Of course, the referendum is not a vote on the ‘Nordic Model’, it’s about sovereignty. Though the SNP has already borrowed its keystone policy on childcare from Sweden, it is obviously reluctant to talk in too much detail about Swedish income tax.
On the other hand, as Lesley Riddoch has outlined in her brilliant book Blossom, Nordic success is built on effective local democracy and empowered communities: something which Scotland sorely lacks. Some experts argue that we have no local democracy, just regional governments. Our “local” authorities are the largest in Europe. The Faroe Islands have 30 municipalities; the Åland Islands have 16. Shetland has one.
Perhaps this kind of radical change is what places like Shetland need (though at least the SIC, unlike Highland Council, does not represent an area the size of Belgium). If “greater autonomy” simply transfers power from Holyrood to the Town Hall, this would be an opportunity wasted. Perhaps this is why successive attempts at promoting different forms of ‘home rule’ in the isles get a lukewarm reception: they tend not to dwell on how a more powerful Shetland government would also be a healthier, more accountable one.
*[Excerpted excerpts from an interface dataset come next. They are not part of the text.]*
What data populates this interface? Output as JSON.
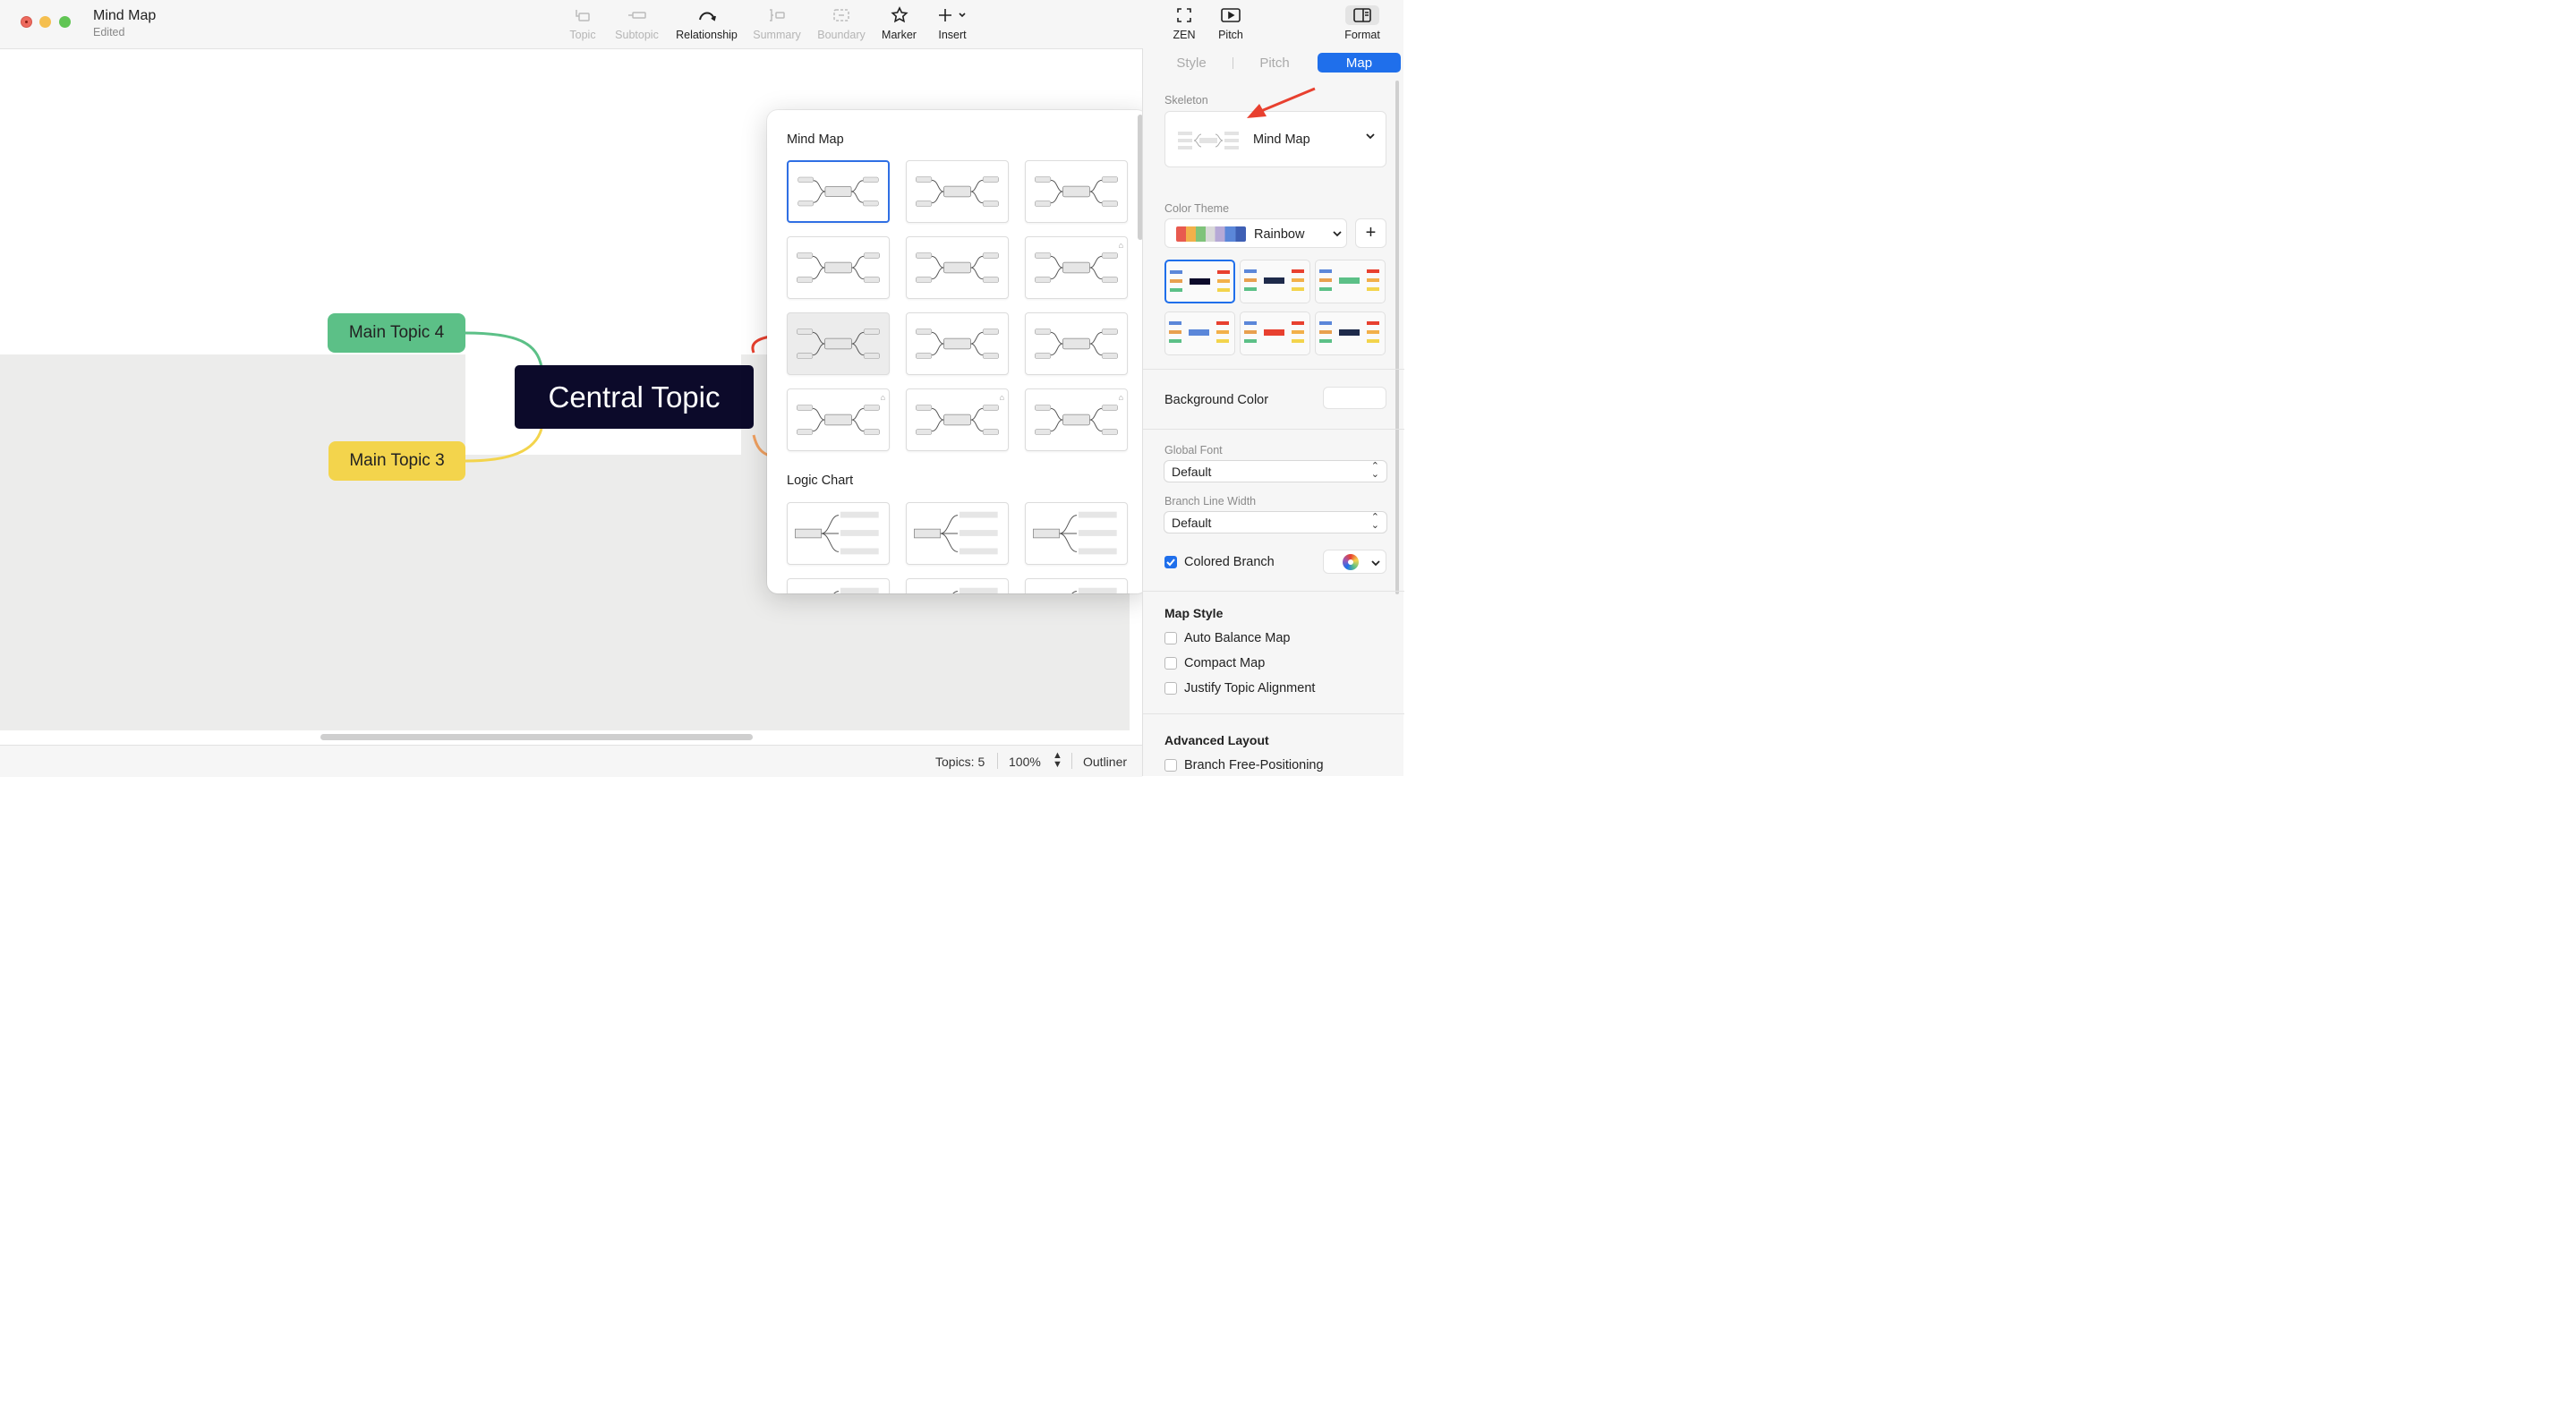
{
  "window": {
    "title": "Mind Map",
    "subtitle": "Edited"
  },
  "toolbar": {
    "topic": "Topic",
    "subtopic": "Subtopic",
    "relationship": "Relationship",
    "summary": "Summary",
    "boundary": "Boundary",
    "marker": "Marker",
    "insert": "Insert",
    "zen": "ZEN",
    "pitch": "Pitch",
    "format": "Format"
  },
  "canvas": {
    "central": "Central Topic",
    "topics": [
      {
        "label": "Main Topic 4",
        "color": "#5cc087"
      },
      {
        "label": "Main Topic 3",
        "color": "#f3d44c"
      }
    ]
  },
  "status": {
    "topics": "Topics: 5",
    "zoom": "100%",
    "outliner": "Outliner"
  },
  "popover": {
    "section1": "Mind Map",
    "section2": "Logic Chart",
    "selected_index": 0
  },
  "panel": {
    "tabs": [
      "Style",
      "Pitch",
      "Map"
    ],
    "active_tab": "Map",
    "skeleton_label": "Skeleton",
    "skeleton_value": "Mind Map",
    "color_theme_label": "Color Theme",
    "color_theme_value": "Rainbow",
    "add_label": "+",
    "background_color_label": "Background Color",
    "global_font_label": "Global Font",
    "global_font_value": "Default",
    "branch_width_label": "Branch Line Width",
    "branch_width_value": "Default",
    "colored_branch": "Colored Branch",
    "map_style": "Map Style",
    "auto_balance": "Auto Balance Map",
    "compact": "Compact Map",
    "justify": "Justify Topic Alignment",
    "advanced": "Advanced Layout",
    "free_positioning": "Branch Free-Positioning"
  },
  "colors": {
    "accent": "#1f6feb",
    "central_bg": "#0c0a2a",
    "arrow": "#e8402f"
  }
}
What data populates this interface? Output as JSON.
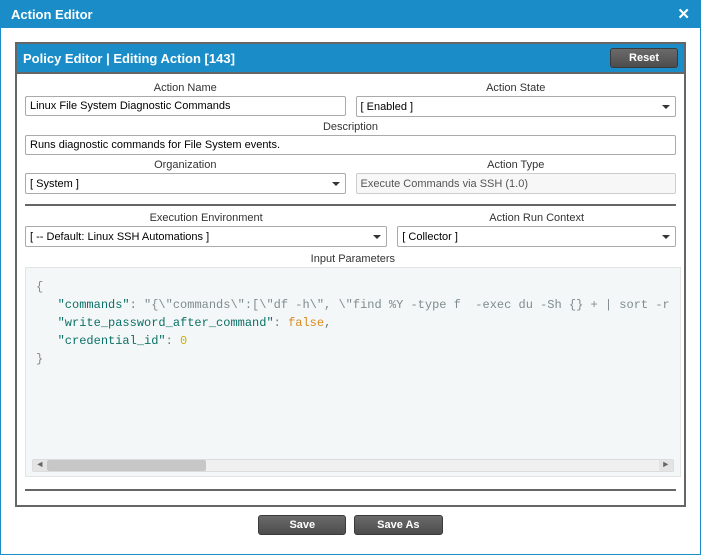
{
  "modal": {
    "title": "Action Editor"
  },
  "panel": {
    "title": "Policy Editor | Editing Action [143]",
    "reset": "Reset"
  },
  "labels": {
    "action_name": "Action Name",
    "action_state": "Action State",
    "description": "Description",
    "organization": "Organization",
    "action_type": "Action Type",
    "exec_env": "Execution Environment",
    "run_context": "Action Run Context",
    "input_params": "Input Parameters"
  },
  "fields": {
    "action_name": "Linux File System Diagnostic Commands",
    "action_state": "[ Enabled ]",
    "description": "Runs diagnostic commands for File System events.",
    "organization": "[ System ]",
    "action_type": "Execute Commands via SSH (1.0)",
    "exec_env": "[ -- Default: Linux SSH Automations ]",
    "run_context": "[ Collector ]"
  },
  "json_params": {
    "k1": "\"commands\"",
    "v1": "\"{\\\"commands\\\":[\\\"df -h\\\", \\\"find %Y -type f  -exec du -Sh {} + | sort -r",
    "k2": "\"write_password_after_command\"",
    "v2": "false",
    "k3": "\"credential_id\"",
    "v3": "0"
  },
  "footer": {
    "save": "Save",
    "save_as": "Save As"
  }
}
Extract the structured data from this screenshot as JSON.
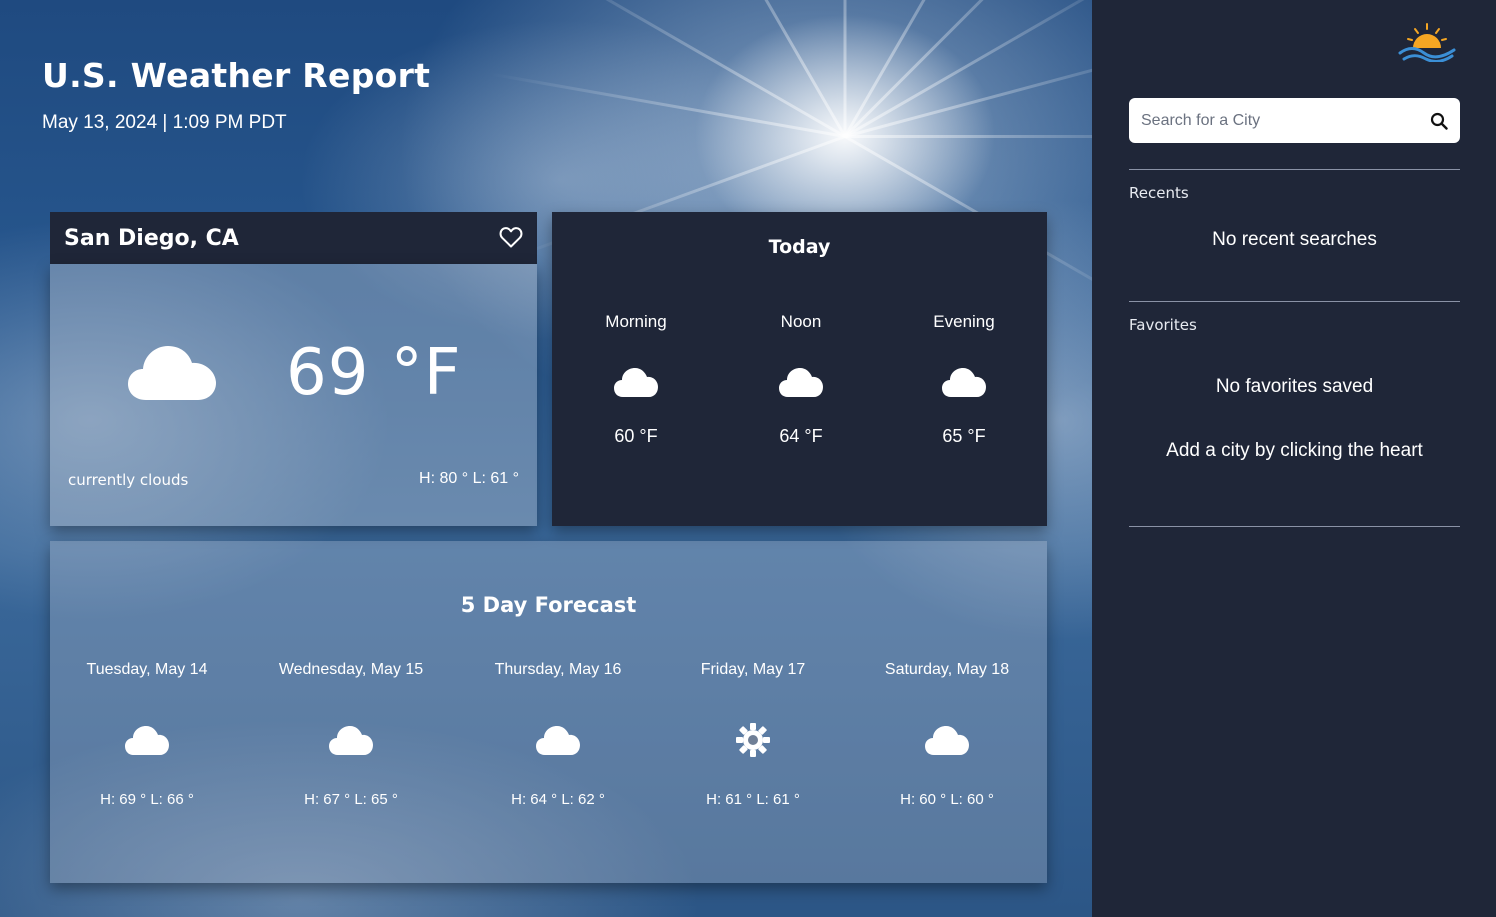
{
  "header": {
    "title": "U.S. Weather Report",
    "datetime": "May 13, 2024 | 1:09 PM PDT"
  },
  "current": {
    "city": "San Diego, CA",
    "icon": "cloud-icon",
    "temperature": "69 °F",
    "description": "currently clouds",
    "hilo": "H: 80 °  L: 61 °"
  },
  "today": {
    "title": "Today",
    "periods": [
      {
        "label": "Morning",
        "icon": "cloud-icon",
        "temp": "60 °F"
      },
      {
        "label": "Noon",
        "icon": "cloud-icon",
        "temp": "64 °F"
      },
      {
        "label": "Evening",
        "icon": "cloud-icon",
        "temp": "65 °F"
      }
    ]
  },
  "forecast": {
    "title": "5 Day Forecast",
    "days": [
      {
        "label": "Tuesday, May 14",
        "icon": "cloud-icon",
        "hilo": "H: 69 °   L: 66 °"
      },
      {
        "label": "Wednesday, May 15",
        "icon": "cloud-icon",
        "hilo": "H: 67 °   L: 65 °"
      },
      {
        "label": "Thursday, May 16",
        "icon": "cloud-icon",
        "hilo": "H: 64 °   L: 62 °"
      },
      {
        "label": "Friday, May 17",
        "icon": "sun-icon",
        "hilo": "H: 61 °   L: 61 °"
      },
      {
        "label": "Saturday, May 18",
        "icon": "cloud-icon",
        "hilo": "H: 60 °   L: 60 °"
      }
    ]
  },
  "sidebar": {
    "search_placeholder": "Search for a City",
    "recents_label": "Recents",
    "recents_empty": "No recent searches",
    "favorites_label": "Favorites",
    "favorites_empty": "No favorites saved",
    "favorites_hint": "Add a city by clicking the heart"
  },
  "colors": {
    "panel": "#1f2638",
    "sky": "#28588f",
    "logo_sun": "#f5a623",
    "logo_wave": "#3b8fd6"
  }
}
The average size of local government in the EU is 5,630 people. In Norway half of the municipalities have under 5,000 inhabitants, many less than the catchment area of a junior high school. Now, there’s an interesting thought. Rather than protests at the town hall, a truly Nordic style of local government would see decision making radically decentralised from Lerwick. Perhaps such healthy, participative local democracy would mean less division in the wake of big spending or planning decisions and the inevitable entrenchment of those for or against.
Division is easily nurtured in any rural community and I don’t claim that Shetland is a utopia. But I do think that the legacy of brave political decisions that sought to share the isles’ wealth can play a much bigger role in informing the debate that Scotland is having with itself. Though our Nordic neighbours are close to us in so many ways, when it comes to democracy we seem far more reluctant to trust each other to participate and take responsibility.
Then again, power is so centralised by the union, it’s little wonder that many in the north simply switch off. Despite this imbalance, the northernmost reaches of the British Isles are far more vibrant, distinctive and cosmopolitan than many give them credit for.
It was in Shetland that I took my first tentative steps towards support for independence. Two Shetland campaigns: one against the Iraq war and another against the entirely arbitrary deportation of two settled families in 2004, are where my personal journey towards a Yes vote began.
Though the families in question were allowed to stay, the UK border agency did not learn its lesson. The shameful detention of Sakchai Makao in 2006 bears witness to this.
Let’s remember the union is not about abstract ideas of loyalty or identity. It’s a political union. Dawn raids to fulfil Home Office regulations are a part of the reality of the UK that we live in.
The tools to make a rational immigration policy to tackle an ageing, declining population are vital. They will not be delivered in a UK where both Labour and Tory are determined to make immigration laws even more stringent. In a country obsessed with the strain on public services in the south east of England, immigration will become even more of a defining issue for British politics, but not in the way that Shetland, or Scotland, needs it to be.
Are islands insular places? Shetland’s history tells us otherwise. Islands have to look out and welcome new arrivals in order to survive. Such a global outlook does not take away from the fundamental democratic point about voting Yes: people who call Shetland home, wherever they’re from, are the best people to make decisions about Shetland’s future.
To fully protect that future, the isles need to do like the Nordics once again by moving politics out of the council chamber and the chief executive’s office to bring it closer to the people.